The 4,000,000m² (43,000,000ft²) city, is set to be powered entirely by renewable energy, served by electric vehicles and will take 30 years to build. OAC aims to be the first energy positive airport city with the capacity to sell surplus energy to surrounding buildings, communities and cities. It will also be able to provide crucial on-site provision such as the de-icing of airplanes.
Backed by the Norwegian government’s shift from an oil-based economy to one powered by renewable energy, OAC will embrace low-carbon features and green technologies. The city will be a testbed for a technology-driven city, with plans to incorporate driverless electric cars, auto-lighting and smart technology for services such as mobility, waste and security.

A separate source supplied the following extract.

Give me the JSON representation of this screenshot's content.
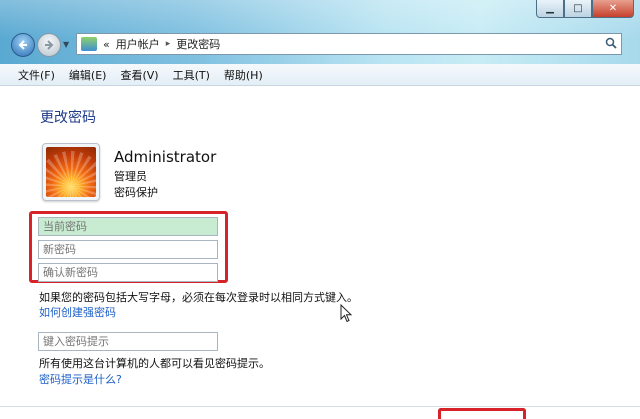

Catering to Norway’s passion for sports and outdoor activities, OAC will be a destination for leisure activities centered around a public park in addition to the traditional cargo and business hub. A car-free city center is planned, and its citizens will never be more than five minutes away from public transport. It will also include generous provision of green spaces for the airport’s growing workforce, which is expected to increase from 22,000 to 40,000 people by 2050.

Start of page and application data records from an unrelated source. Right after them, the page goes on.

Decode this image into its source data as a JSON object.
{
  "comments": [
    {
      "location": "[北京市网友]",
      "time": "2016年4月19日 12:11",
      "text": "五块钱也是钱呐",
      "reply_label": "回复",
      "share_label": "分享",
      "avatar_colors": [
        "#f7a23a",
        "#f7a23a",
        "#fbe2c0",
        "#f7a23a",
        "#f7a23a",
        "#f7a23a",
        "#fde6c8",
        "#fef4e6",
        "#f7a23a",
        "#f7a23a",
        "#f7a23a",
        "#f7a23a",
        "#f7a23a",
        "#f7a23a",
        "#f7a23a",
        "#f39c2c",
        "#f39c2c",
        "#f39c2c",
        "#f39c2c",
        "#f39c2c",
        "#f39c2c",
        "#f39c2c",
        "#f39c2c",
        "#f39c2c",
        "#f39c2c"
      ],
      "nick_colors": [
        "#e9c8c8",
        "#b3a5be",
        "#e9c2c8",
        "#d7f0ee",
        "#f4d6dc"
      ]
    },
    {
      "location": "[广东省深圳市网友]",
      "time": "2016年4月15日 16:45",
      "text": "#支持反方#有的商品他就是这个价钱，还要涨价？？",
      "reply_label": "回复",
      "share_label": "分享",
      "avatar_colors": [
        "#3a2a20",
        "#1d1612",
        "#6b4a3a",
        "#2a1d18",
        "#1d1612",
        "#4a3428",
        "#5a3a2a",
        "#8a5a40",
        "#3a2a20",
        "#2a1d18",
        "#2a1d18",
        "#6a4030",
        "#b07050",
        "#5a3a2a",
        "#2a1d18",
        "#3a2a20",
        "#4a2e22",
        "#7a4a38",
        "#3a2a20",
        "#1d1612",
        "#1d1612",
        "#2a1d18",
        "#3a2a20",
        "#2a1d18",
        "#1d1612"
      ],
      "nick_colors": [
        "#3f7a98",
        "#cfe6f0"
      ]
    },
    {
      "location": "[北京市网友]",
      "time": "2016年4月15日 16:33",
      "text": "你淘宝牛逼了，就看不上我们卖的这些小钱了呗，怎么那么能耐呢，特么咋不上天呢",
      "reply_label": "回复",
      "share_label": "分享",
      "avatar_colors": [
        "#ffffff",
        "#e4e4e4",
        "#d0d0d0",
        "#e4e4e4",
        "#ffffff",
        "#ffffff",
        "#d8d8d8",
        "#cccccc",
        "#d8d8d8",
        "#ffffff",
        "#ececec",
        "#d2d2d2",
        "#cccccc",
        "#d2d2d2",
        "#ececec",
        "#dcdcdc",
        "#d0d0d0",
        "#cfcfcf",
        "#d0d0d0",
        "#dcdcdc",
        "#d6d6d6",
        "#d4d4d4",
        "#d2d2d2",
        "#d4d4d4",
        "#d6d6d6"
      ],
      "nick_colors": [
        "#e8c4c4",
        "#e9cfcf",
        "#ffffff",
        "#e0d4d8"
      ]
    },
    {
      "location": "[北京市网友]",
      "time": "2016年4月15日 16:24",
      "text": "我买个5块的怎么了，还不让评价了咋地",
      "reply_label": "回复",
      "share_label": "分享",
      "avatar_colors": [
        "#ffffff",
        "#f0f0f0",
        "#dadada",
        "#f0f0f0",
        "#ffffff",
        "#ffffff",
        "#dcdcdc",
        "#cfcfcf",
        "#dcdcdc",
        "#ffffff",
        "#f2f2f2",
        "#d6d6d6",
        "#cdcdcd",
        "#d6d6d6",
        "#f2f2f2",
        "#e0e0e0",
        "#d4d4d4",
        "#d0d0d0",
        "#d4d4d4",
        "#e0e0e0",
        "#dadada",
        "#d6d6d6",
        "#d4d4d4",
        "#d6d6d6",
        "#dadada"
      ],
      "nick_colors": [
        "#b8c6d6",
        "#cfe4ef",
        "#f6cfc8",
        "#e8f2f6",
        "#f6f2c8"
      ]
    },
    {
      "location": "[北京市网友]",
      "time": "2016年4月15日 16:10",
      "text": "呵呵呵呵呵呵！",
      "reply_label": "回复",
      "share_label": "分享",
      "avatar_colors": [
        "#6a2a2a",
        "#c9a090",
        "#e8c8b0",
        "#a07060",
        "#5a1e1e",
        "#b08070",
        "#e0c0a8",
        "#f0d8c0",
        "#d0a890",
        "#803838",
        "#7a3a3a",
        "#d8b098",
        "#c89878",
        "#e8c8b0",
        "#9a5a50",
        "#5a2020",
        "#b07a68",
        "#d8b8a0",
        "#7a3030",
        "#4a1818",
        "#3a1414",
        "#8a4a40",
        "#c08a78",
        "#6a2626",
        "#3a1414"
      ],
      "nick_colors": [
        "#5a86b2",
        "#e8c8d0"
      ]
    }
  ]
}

Tomas Stokke, director, Haptic Architects, said, “This is a unique opportunity to design a new city from scratch. Using robust city planning strategies such as walkability, appropriate densities, active frontages and a car-free city center, combined with the latest developments in technology, we will be able to create a green, sustainable city of the future.
“Capitalizing on the central location in Northern Europe, a highly skilled workforce and proximity to an expansive and green airport, OAC has all the ingredients needed to make this a success. This is the most exciting type of project we can do as architects and I am very proud to be part of it.”
Thor Thoeneie, managing director of OAC, added, “The airport city will be a catalyst for high-value economic activity in Norway. We expect it to deliver long-term, highly skilled jobs creating science and technology-based products as well as providing employment in services such as specialized healthcare and executive education and training.”
OAC has received outline planning consent for general development and detailed consent for some areas. Construction of the first stage is expected to start in 2019/20, with the first buildings completed in 2022.